**Brief:** Select and copy out every line in the records containing "Windows".

Items from an interface collection:

....

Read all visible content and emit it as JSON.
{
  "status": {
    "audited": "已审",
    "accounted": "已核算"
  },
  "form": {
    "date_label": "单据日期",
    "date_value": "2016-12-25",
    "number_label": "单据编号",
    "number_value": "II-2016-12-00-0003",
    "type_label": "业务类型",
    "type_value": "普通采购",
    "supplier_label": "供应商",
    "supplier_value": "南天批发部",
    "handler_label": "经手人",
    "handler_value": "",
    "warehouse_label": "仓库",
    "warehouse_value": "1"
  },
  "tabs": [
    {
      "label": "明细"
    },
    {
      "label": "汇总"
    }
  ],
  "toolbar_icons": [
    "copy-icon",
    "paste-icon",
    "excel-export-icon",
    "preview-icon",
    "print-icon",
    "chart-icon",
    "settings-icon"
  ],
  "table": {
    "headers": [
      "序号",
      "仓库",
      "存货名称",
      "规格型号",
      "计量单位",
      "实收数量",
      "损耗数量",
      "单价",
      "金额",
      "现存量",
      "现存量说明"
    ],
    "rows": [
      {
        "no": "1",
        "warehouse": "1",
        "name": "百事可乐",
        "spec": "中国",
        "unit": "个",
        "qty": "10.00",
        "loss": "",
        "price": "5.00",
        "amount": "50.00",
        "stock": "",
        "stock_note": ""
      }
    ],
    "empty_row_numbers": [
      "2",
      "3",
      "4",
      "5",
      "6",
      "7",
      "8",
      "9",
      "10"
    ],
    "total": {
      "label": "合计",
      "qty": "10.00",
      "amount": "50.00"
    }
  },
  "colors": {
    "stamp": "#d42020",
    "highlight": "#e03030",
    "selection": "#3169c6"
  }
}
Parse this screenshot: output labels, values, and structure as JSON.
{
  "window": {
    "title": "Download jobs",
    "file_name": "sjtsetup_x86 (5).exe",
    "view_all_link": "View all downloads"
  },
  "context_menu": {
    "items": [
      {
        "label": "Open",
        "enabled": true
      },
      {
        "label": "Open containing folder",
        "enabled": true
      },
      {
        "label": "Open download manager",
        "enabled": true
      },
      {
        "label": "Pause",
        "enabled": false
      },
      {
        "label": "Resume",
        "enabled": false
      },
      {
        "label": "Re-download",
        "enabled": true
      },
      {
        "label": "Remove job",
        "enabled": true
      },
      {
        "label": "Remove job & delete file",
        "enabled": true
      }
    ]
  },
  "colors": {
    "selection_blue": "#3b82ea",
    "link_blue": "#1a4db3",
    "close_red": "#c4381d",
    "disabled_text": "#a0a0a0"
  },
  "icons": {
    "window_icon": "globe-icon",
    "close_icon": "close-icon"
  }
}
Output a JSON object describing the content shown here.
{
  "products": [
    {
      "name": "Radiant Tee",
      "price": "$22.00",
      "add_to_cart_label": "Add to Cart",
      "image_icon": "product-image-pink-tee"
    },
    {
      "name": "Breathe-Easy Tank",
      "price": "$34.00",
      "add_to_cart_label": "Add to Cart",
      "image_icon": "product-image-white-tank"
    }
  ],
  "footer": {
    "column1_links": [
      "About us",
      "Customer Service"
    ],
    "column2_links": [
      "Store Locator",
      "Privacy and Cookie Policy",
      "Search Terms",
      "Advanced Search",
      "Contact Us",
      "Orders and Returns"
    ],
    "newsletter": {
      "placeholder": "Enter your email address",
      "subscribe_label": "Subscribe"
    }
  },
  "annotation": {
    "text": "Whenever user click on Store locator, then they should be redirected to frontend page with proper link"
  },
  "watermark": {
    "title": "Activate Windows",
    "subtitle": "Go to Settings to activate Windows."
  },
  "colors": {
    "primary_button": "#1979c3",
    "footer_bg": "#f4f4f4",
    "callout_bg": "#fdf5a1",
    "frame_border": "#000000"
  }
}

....

**Final answer:**
    "title": "Activate Windows",
    "subtitle": "Go to Settings to activate Windows."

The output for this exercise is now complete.